Rebecca Leber: “In handing Republicans control of the Senate on Tuesday, Americans effectively voted for the party’s hostile plans against President Barack Obama’s environmental legacy. Their votes also put the Senate’s environment and climate policy into the hands of the worst science-denier in national politics: Oklahoma Senator James Inhofe, who is almost certainly the next chair of the Senate Environment and Public Works Committee.”

Leber notes that “more than anything else, Mitch McConnell has campaigned to keep his seat and become the next Senate Majority Leader by promising to end the Environmental Protection Agency’s regulations on carbon pollution from power plants.”

“But a GOP-controlled Senate might aim even higherat the international United Nations body that will host negotiations on cutting greenhouse gas emissions next year in Paris.”

Poll: Voters Want More Federal Climate Policies

The Hill: Nearly half of voters in the midterm election want the federal government to adopt more policies to fight climate change, according to a new poll.

The Huffington Post/YouGov survey concluded that 49 percent of people likely to vote in Tuesday’s election want stricter climate policies. Thirty-five percent opposed climate rules.

The survey was released Monday, the day before the midterms, for which environmentalists have spent historic amounts of money advocating for candidates who want to take action against climate change.

Broad Support for California’s Ban on Plastic Grocery Bags

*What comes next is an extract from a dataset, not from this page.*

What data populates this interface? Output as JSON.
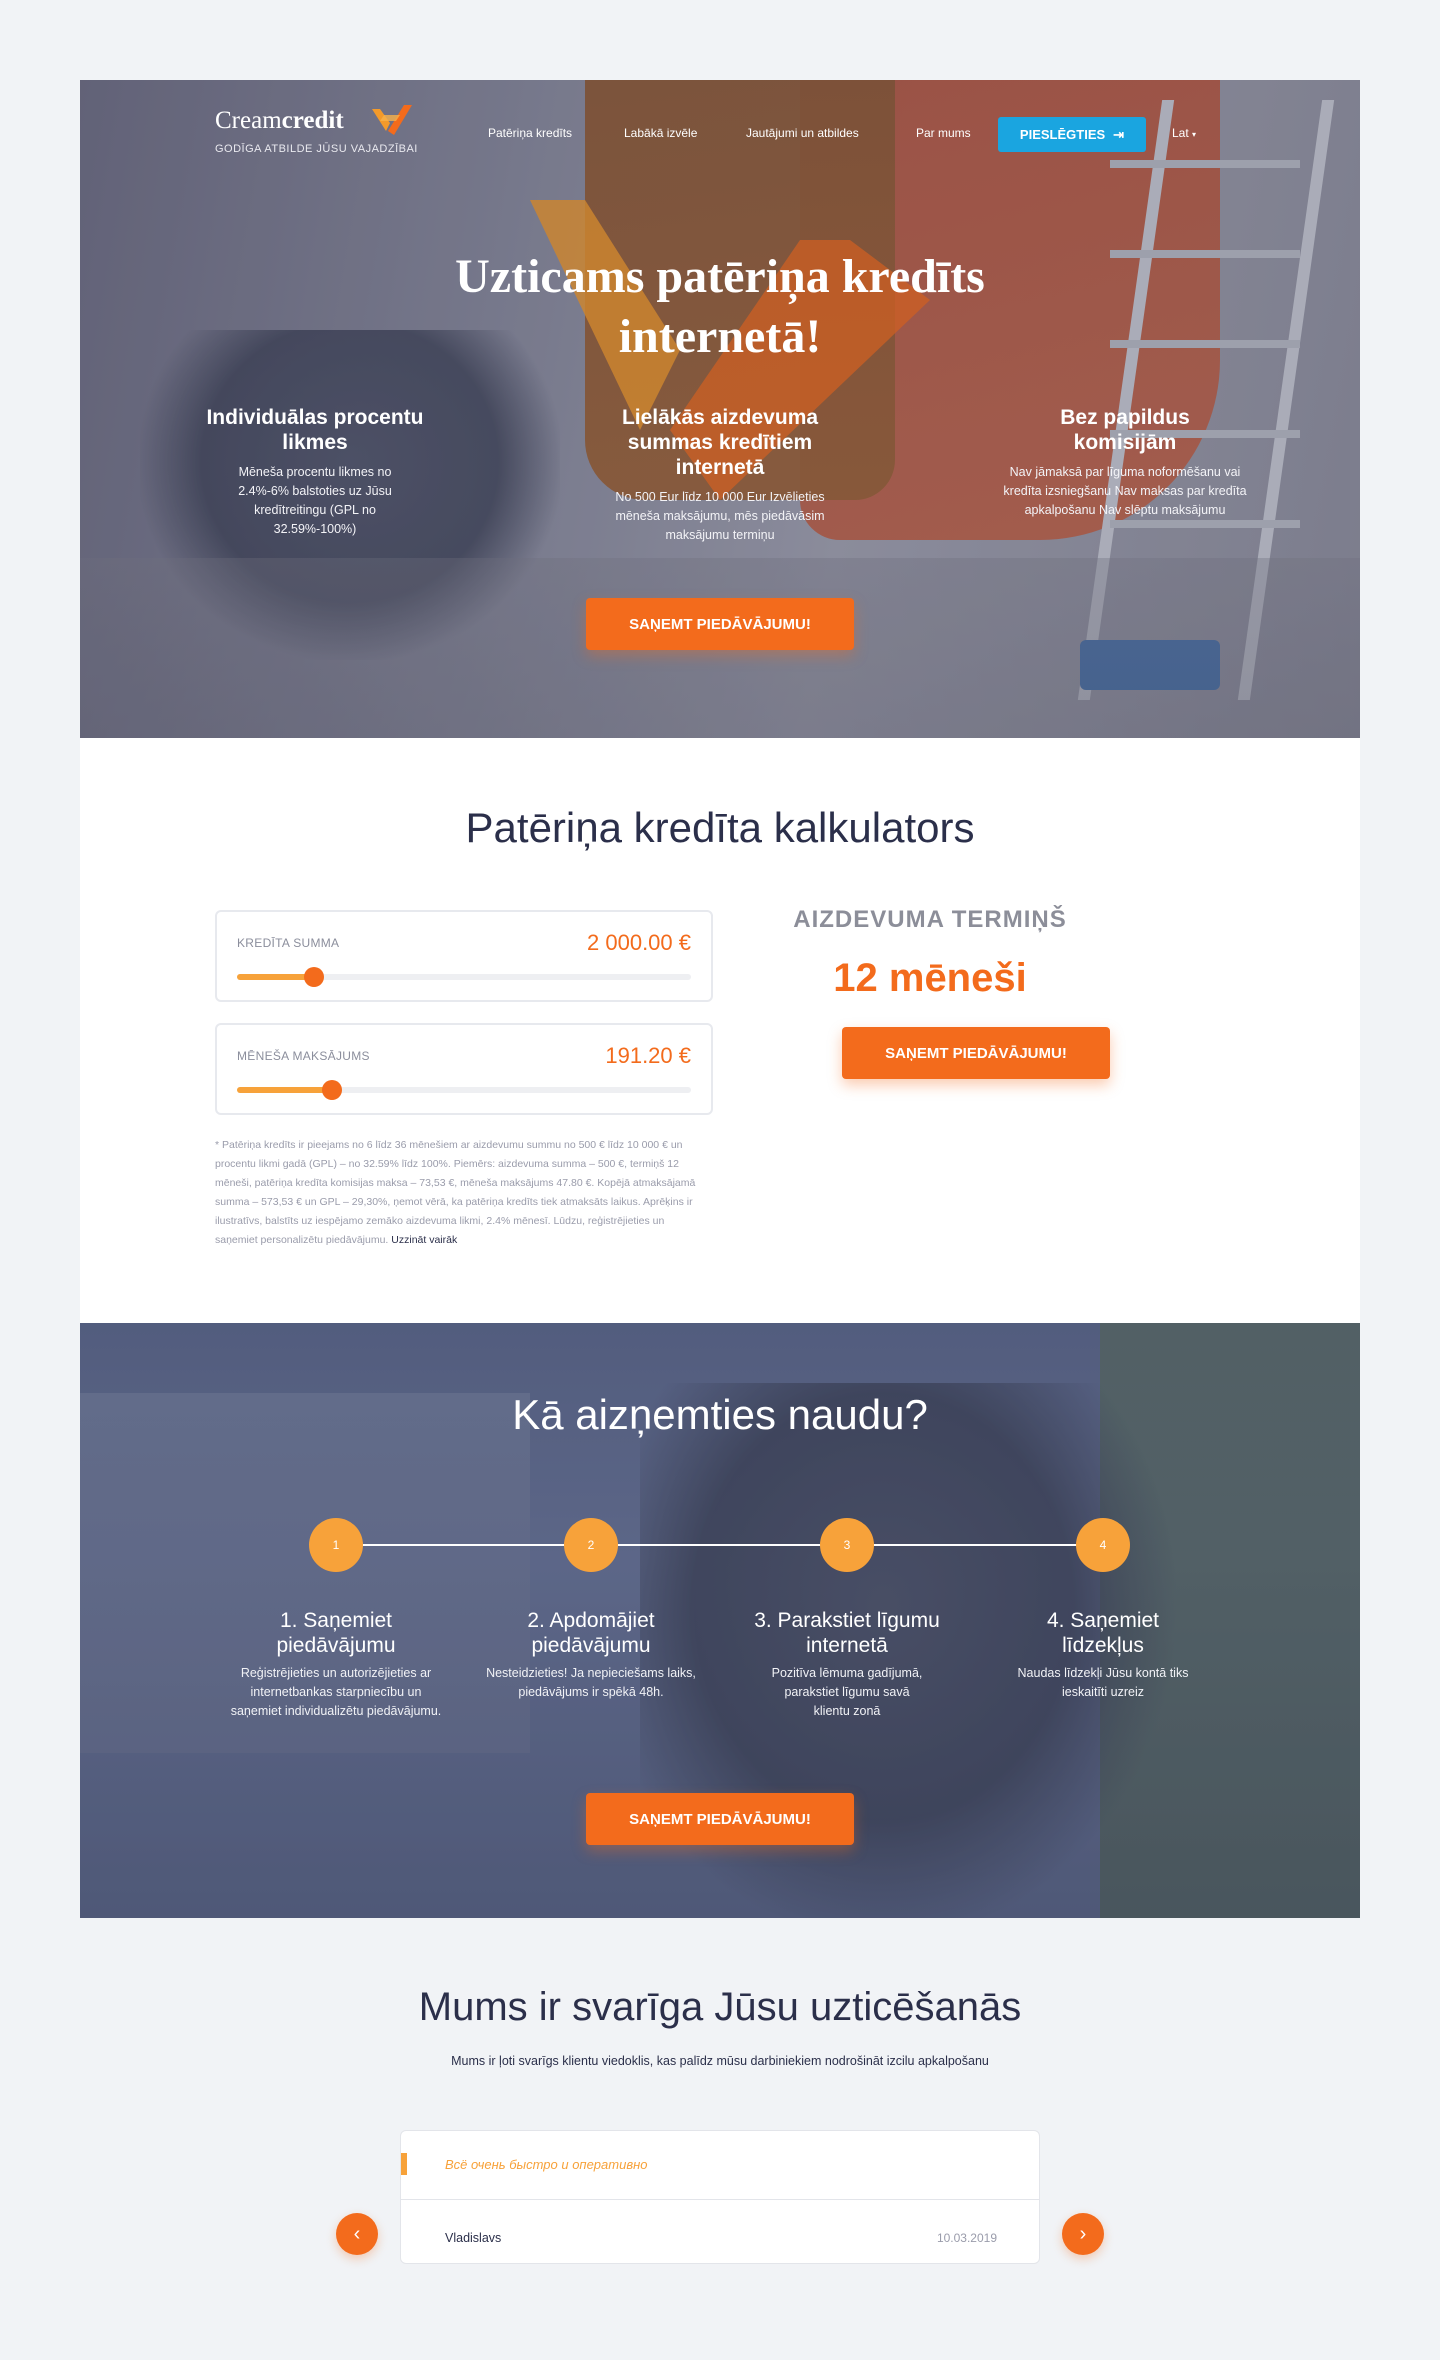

L.A. Times: “A statewide ban on plastic grocery bags has broad support among voters, presenting a challenge for industry groups that hope to overturn the law, according to a new USC Dornsife/Los Angeles Times poll.”

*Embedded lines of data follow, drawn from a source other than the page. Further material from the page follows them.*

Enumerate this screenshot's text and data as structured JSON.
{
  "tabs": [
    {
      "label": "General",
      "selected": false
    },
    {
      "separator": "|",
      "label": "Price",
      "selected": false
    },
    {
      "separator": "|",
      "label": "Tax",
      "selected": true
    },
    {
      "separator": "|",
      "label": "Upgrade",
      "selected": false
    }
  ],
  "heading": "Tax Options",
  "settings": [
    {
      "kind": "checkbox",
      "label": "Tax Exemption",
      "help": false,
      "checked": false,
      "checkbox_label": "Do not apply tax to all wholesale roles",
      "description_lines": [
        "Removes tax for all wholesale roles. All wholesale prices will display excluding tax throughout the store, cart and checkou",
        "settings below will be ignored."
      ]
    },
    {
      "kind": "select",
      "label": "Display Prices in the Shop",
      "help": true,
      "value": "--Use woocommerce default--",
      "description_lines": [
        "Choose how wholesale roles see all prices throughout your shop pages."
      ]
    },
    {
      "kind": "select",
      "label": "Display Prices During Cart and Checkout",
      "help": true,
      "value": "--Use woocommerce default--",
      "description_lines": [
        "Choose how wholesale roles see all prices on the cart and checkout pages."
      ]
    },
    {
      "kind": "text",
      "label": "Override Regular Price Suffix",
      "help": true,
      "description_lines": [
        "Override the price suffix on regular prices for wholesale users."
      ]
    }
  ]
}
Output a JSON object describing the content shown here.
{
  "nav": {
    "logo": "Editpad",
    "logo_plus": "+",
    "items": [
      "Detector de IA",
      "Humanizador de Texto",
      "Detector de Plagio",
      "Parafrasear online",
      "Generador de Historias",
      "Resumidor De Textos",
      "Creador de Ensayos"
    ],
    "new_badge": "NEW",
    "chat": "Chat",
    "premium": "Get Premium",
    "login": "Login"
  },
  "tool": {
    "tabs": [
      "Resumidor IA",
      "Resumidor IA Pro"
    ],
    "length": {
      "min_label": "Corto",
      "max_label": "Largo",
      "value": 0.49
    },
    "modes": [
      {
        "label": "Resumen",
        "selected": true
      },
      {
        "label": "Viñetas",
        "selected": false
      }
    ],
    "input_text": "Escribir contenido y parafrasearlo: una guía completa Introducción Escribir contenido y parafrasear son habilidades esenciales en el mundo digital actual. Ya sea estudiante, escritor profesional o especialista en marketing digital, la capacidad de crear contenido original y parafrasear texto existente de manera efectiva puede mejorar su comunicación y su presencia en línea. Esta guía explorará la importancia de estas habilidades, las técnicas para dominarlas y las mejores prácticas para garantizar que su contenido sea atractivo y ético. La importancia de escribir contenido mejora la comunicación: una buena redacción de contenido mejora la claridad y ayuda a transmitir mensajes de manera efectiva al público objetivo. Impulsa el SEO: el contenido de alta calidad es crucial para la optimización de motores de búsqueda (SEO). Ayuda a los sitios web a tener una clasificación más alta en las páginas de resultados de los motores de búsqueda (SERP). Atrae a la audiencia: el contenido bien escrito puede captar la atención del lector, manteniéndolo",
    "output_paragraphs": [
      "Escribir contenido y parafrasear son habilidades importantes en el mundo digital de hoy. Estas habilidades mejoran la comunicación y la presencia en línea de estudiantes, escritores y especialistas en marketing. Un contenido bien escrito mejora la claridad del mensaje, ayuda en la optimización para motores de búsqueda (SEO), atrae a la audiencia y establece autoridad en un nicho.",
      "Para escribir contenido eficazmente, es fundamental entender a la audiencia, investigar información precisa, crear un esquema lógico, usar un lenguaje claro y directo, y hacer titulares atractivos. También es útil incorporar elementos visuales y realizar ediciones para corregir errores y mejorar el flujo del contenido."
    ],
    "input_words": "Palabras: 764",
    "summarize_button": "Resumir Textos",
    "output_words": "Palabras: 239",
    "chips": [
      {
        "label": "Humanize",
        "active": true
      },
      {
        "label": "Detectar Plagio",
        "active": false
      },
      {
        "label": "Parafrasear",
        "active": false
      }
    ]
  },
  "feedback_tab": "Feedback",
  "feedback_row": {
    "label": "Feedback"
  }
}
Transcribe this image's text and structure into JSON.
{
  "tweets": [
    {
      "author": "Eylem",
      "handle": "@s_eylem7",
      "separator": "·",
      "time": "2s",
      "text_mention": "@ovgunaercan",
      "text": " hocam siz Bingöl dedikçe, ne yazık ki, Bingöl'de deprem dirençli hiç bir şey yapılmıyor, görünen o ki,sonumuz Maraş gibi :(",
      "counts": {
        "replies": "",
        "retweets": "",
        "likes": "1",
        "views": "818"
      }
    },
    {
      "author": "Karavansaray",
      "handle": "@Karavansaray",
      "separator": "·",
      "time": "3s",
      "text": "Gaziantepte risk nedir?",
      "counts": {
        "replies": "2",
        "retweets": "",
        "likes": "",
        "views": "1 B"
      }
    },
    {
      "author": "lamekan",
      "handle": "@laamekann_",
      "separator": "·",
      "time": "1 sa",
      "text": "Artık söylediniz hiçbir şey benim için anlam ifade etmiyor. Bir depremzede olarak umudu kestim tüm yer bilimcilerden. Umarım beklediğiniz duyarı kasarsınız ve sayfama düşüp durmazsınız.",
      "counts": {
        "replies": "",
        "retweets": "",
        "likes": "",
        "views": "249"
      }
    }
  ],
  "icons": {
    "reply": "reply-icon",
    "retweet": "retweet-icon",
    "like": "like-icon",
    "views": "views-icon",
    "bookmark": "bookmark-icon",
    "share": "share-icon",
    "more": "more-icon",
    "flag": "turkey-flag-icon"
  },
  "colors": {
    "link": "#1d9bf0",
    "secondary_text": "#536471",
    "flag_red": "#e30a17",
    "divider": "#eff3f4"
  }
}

“Sixty percent of the voters who answered the survey said they support the ban, signed recently by Gov. Jerry Brown. It applies to single-use plastic sacks at grocery stores and pharmacies starting July 1 and expands to convenience and liquor stores a year later.”

USC Dornsife/Los Angeles Times poll

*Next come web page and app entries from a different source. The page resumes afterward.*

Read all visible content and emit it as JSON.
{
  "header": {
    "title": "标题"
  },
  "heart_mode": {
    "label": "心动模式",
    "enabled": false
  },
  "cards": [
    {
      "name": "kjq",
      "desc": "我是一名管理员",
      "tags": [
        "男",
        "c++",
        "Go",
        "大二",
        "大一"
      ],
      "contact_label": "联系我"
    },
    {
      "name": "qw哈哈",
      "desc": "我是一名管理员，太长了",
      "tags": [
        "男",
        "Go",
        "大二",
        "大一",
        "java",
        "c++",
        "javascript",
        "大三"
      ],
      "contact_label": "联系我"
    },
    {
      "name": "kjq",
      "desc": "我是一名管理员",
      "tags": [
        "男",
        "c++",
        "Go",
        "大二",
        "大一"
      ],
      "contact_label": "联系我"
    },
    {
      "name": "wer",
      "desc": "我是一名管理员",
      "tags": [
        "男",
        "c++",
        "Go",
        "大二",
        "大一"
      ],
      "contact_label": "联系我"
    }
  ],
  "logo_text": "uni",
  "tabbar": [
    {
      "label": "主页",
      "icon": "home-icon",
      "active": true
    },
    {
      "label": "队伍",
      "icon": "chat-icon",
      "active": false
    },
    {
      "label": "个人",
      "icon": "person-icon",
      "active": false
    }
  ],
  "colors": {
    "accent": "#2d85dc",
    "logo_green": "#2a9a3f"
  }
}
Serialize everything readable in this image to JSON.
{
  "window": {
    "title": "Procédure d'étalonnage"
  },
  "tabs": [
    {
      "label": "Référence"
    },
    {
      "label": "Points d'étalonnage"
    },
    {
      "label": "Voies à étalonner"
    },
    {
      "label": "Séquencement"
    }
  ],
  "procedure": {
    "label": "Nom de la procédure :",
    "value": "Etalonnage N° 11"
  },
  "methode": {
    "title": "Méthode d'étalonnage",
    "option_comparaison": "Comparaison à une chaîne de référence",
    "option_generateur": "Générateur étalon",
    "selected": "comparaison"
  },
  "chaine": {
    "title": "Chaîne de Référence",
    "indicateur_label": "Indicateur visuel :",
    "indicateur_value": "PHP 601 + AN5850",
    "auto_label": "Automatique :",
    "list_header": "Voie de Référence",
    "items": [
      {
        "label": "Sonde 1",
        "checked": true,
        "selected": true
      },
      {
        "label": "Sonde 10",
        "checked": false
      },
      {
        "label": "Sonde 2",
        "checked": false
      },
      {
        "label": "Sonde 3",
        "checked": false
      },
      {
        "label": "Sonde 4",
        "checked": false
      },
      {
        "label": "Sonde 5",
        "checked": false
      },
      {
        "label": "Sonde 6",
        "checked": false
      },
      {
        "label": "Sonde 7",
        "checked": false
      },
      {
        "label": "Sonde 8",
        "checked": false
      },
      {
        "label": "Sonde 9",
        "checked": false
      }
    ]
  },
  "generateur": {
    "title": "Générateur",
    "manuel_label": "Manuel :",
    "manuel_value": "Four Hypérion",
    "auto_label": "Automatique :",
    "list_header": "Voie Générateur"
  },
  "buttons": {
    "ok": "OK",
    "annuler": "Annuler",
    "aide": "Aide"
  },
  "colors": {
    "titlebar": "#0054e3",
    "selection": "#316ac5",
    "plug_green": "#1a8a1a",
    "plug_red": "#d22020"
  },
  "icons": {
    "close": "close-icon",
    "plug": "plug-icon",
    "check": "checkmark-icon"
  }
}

“Overturning the law could be difficult, the poll shows. A third of Californians already live in places with local restrictions, such as Los Angeles and San Francisco, and many voters are used to them.”

Green That Life answers the most commonly asked questions about plastic bag bans.

Price of U.S. Gas Drops to New Low

Fuel Fix: “The average price of regular gasoline at U.S. pumps slid to the lowest level in almost four years, dropping 18.18 cents in the two weeks ended Oct. 24 to $3.0759 a gallon, according to Lundberg Survey Inc.”

“Prices are 28.69 cents lower than a year ago, according to the survey, which is based on information obtained at about 2,500 filling stations by the Camarillo, California-based company.”

“The highest price for gasoline in the lower 48 states among the markets surveyed was in San Francisco, at $3.45 a gallon … The lowest price was in Memphis, Tennessee, where customers paid an average $2.73 a gallon. Regular gasoline averaged $3.33 a gallon on Long Island, New York, and $3.39 in Los Angeles.”